Note: This is the first in a series of reports by Matt Lanza that puts the Tax Day floods into perspective, and discusses what Houston should learn from this natural disaster.
On Monday afternoon the Harris County Flood Control District released its first official summary of the historic flooding that occurred last week in the greater region. I’ve read through it and compiled some highlights for here. (You can also view the report yourself in its entirety here). A serious thank you to Jeff Lindner at the flood control district who has worked tirelessly since last week to provide critical, useful, and interesting information to put this event into context and keep the region informed. He is also a must-follow on Twitter if you’re into weather, haven’t done so yet.
- Rainfall rates of 1″ in just 5 minutes were observed in Harris County. The maximum hourly rate was 4.7″. The maximum amount in 12 hours was 16.7″
- Harris County averaged 7.75″ of rainfall for the event. That’s equivalent to 240 billion gallons of water falling on the area.
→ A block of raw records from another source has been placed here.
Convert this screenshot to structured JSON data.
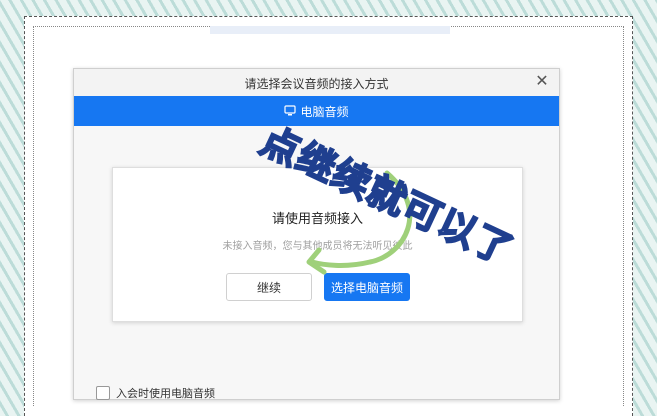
{
  "dialog": {
    "title": "请选择会议音频的接入方式",
    "close_icon": "close-icon",
    "tab_label": "电脑音频",
    "tab_icon": "computer-audio-icon"
  },
  "card": {
    "title": "请使用音频接入",
    "description": "未接入音频，您与其他成员将无法听见彼此",
    "continue_label": "继续",
    "select_label": "选择电脑音频"
  },
  "auto_join": {
    "label": "入会时使用电脑音频",
    "checked": false
  },
  "annotation": {
    "text": "点继续就可以了",
    "arrow": "curved-arrow"
  },
  "colors": {
    "accent": "#1677f2",
    "annotation_stroke": "#1f3f8f",
    "annotation_arrow": "#9fd07a"
  }
}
This exceeded Memorial Day (162 billion gallons) by almost 80 billion gallons of water. That event was more confined, whereas the Tax Day rains were much larger spatially.
- The highest rainfall total in the region was 23.5″ recorded in 14.5 hours in Pattison, just north of Brookshire in Waller County.
- The Pattison rain total is estimated to be have exceeded the *10,000* year level (0.01% chance of occurring in any given year). It should be noted that these numbers are very tough to quantify with any level of confidence, so although the rains were off the charts, we may never truly know how much so.
- Regarding comparisons to Allison in 2001, the maximum rainfall in that storm was 28.5″ in 12 hours on Greens Bayou. During last week’s event, the maximum rainfall was 16.7″. So for many areas, yes, this fell short of Allison levels of flooding (I have more to say on this below).
- Cypress Creek, Langham Creek, and Horsepen creek all exceeded their 500 year flood levels for a 12 hour period. The 500 year flood level is the one you have a 0.2% chance of seeing in any given year. Numerous other creeks exceeded 100 year (1% chance in a given year) levels.
- Rainfall over Cypress and Little Cypress Creeks shattered the October 1994, October 1998, and April 2009 flood event levels.
- Overland flows were 3 feet deep along Sharp Rd and Katy Hockley Rd in Northwest Harris County, making last week’s event the highest known overflow event in Northwest Harris County.
- The three creeks that inflow into Addicks Reservoir set new records for flow.
- Addicks peaked on Saturday morning at 102.63′, breaking the previous record (March 1992) by over 5 feet. 60% of the reservoir’s total capacity was filled. Barker Reservoir had 40.5% of its capacity filled. It peaked Saturday morning at 93.6′, breaking the old record by over 1.5 feet.
- As of Monday, just under 6,000 homes across the region are reported to have flood damage (of those 3,500 are in unincorporated Harris and ~1,700 in Houston).
This was truly a remarkable event, one that will be remembered for many years in Southeast Texas. Throughout the event, we heard and read numerous comparisons to Tropical Storm Allison, Memorial Day of 2015, the 1994 floods, etc. It’s made me wonder about how you can truly compare flood events here in Houston and do so effectively. Flooding is a fact of life here; it happens often, but each event is unique. Each one has its own fingerprint.
The first of a series
In the coming weeks, we want to show some past flood event comparisons. Namely, I’m curious about where the rain fell and how fast. One of the big risks in flood events is the notion that because one event doesn’t appear worse than your previous benchmark event, “it can’t be that bad.” Sometimes it really is a matter of luck: Shift a stationary rain band one mile further west and you have a totally different outcome. There is also the elephant in the room that Houston, with its enormous geographic footprint and far flung suburbs, may be seeing flooding events worsen because of our growth: A victim of our own success. It’s plausible that an identical event, had it occurred 30 years ago, would have a much less significant impact on the same places today. This is the consequence of developing and paving over hundreds of square miles of wetland and prairie that act as a natural sink for excess rainfall. In addition, although a single weather event cannot be attributed to climate change, it is expected that a warmer atmosphere will produce more intense rain storms and subsequent flooding.
Eric and I want to address these issues and, most importantly, bring to light more on the history of weather and its effects on residents here. Greater Houston has added over 1.8 million new residents since Allison in 2001. Along with natural turnover as much as half of the population in the metro area may not have lived here 15 years ago. The more we know about our flood history, the more we can understand and plan for future flood events, which are inevitable here. So be on the lookout for future posts about this, and please feel free to comment with any questions or concerns you have. We can’t answer everything, but we will tackle what we can.
You can also find me frequently on Twitter to discuss these issues.